● **Problem requirements**: Look over the material for the string "rnet". Copy every line where it turns up.

● **Data for this exercise**:
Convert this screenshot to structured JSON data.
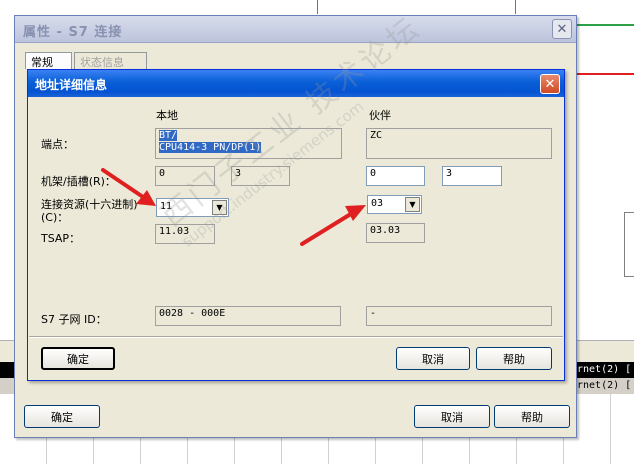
{
  "outer_dialog": {
    "title": "属性 - S7 连接",
    "tabs": [
      {
        "label": "常规",
        "active": true
      },
      {
        "label": "状态信息",
        "active": false
      }
    ],
    "ok_label": "确定",
    "cancel_label": "取消",
    "help_label": "帮助"
  },
  "inner_dialog": {
    "title": "地址详细信息",
    "col_local": "本地",
    "col_partner": "伙伴",
    "labels": {
      "endpoint": "端点：",
      "rack_slot": "机架/插槽(R)：",
      "conn_resource_line1": "连接资源(十六进制)",
      "conn_resource_line2": "(C)：",
      "tsap": "TSAP：",
      "subnet_id": "S7 子网 ID："
    },
    "local": {
      "endpoint_line1": "BT/",
      "endpoint_line2": "CPU414-3 PN/DP(1)",
      "rack": "0",
      "slot": "3",
      "conn_resource": "11",
      "tsap": "11.03",
      "subnet_id": "0028 - 000E"
    },
    "partner": {
      "endpoint": "ZC",
      "rack": "0",
      "slot": "3",
      "conn_resource": "03",
      "tsap": "03.03",
      "subnet_id": "-"
    },
    "ok_label": "确定",
    "cancel_label": "取消",
    "help_label": "帮助"
  },
  "background": {
    "strip_text_1": "rnet(2) [",
    "strip_text_2": "rnet(2) ["
  },
  "watermark": {
    "line1": "西门子工业  技术论坛",
    "line2": "support.industry.siemens.com"
  },
  "colors": {
    "accent_red": "#e02020",
    "accent_green": "#2ea04a",
    "title_blue": "#0a5fd6"
  },
  "icons": {
    "close": "close-icon",
    "dropdown": "chevron-down-icon",
    "arrow": "red-arrow-annotation"
  }
}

● **Response**:
    "strip_text_1": "rnet(2) [",
    "strip_text_2": "rnet(2) ["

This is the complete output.